The Cryosphere, 12, 1563-1577, 2018
© Author(s) 2018. This work is distributed under
the Creative Commons Attribution 4.0 License.

Research article 03 May 2018

Research article | 03 May 2018

Simulating the roles of crevasse routing of surface water and basal friction on the surge evolution of Basin 3, Austfonna ice cap

Yongmei Gong1, Thomas Zwinger2, Jan Åström2, Bas Altena3, Thomas Schellenberger3, Rupert Gladstone4, and John C. Moore5 Yongmei Gong et al.
  • 1Institute for Atmospheric and Earth System Research, University of Helsinki, Helsinki, 00014, Finland
  • 2CSC – IT Center for Science Ltd., Espoo, 02101, Finland
  • 3Department of Geosciences, University of Oslo, Oslo, 0371, Norway
  • 4Arctic Center, University of Lapland, Rovaniemi, 96100, Finland
  • 5College of Global Change and Earth System Science, Beijing Normal University, Beijing, 100875, P.R. China

Abstract. The marine-terminating outlet in Basin 3, Austfonna ice cap, has been accelerating since the mid-1990s. Stepwise multi-annual acceleration associated with seasonal summer speed-up events was observed before the outlet entered the basin-wide surge in autumn 2012. We used multiple numerical models to explore hydrologic activation mechanisms for the surge behaviour. A continuum ice dynamic model was used to invert basal friction coefficient distributions using the control method and observed surface velocity data between April 2012 and July 2014. This has provided input to a discrete element model capable of simulating individual crevasses, with the aim of finding locations where meltwater entered the glacier during the summer and reached the bed. The possible flow paths of surface meltwater reaching the glacier bed as well as those of meltwater produced at the bed were calculated according to the gradient of the hydraulic potential.

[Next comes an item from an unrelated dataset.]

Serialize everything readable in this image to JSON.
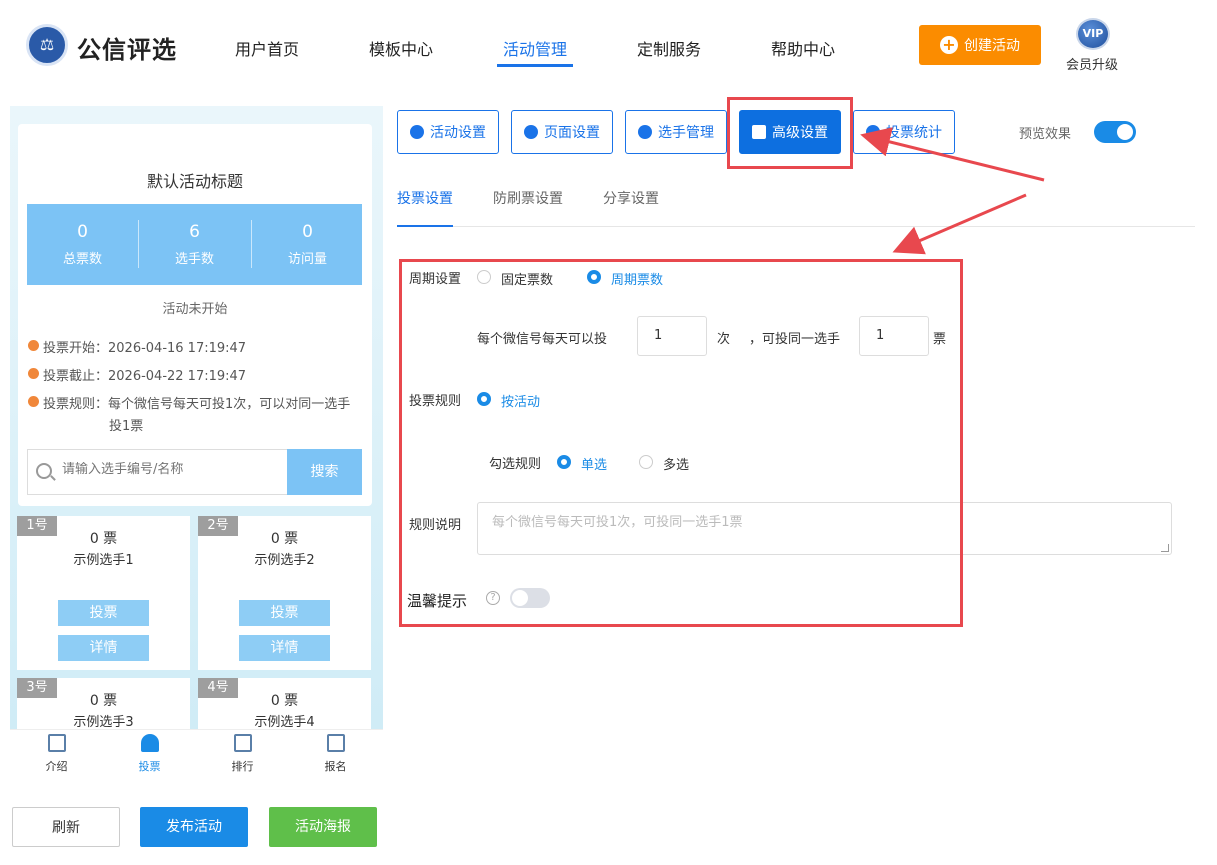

The inverted friction coefficients show the unplugging of the stagnant ice front and expansion of low-friction regions before the surge reached its peak velocity in January 2013. Crevasse distribution reflects the basal friction pattern to a high degree. The meltwater reaches the bed through the crevasses located above the margins of the subglacial valley and the basal melt that is generated mainly by frictional heating flows either to the fast-flowing units or potentially accumulates in an overdeepened region. Based on these results, the mechanisms facilitated by basal meltwater production, crevasse opening and the routing of meltwater to the bed are discussed for the surge in Basin 3.

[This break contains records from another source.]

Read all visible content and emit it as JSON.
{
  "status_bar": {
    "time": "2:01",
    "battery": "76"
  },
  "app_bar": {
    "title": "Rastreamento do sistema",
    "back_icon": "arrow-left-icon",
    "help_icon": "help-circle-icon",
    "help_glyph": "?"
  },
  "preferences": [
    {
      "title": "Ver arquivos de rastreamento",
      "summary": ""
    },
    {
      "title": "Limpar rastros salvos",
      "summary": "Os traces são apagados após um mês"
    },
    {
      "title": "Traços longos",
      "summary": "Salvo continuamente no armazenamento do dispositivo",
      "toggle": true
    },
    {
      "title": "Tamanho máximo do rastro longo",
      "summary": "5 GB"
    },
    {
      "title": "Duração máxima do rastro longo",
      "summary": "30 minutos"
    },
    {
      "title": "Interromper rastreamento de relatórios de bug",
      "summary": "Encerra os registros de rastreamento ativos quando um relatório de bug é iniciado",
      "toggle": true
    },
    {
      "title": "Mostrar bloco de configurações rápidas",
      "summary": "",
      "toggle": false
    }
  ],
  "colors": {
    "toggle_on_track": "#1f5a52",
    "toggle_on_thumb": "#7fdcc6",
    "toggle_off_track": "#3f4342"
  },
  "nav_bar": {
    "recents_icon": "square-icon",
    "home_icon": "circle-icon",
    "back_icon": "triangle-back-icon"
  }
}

Publications Copernicus
Short summary
In this study we apply a discrete element model capable of simulating ice fracturing. A microscopic-scale discrete process is applied in addition to a continuum ice dynamics model to investigate the mechanisms facilitated by basal meltwater production, surface meltwater and ice crack opening, for the surge in Basin 3, Austfonna ice cap. The discrete element model is used to locate the ice cracks that can penetrate though the full thickness of the glacier and deliver surface water to the bed.
In this study we apply a discrete element model capable of simulating ice fracturing. A...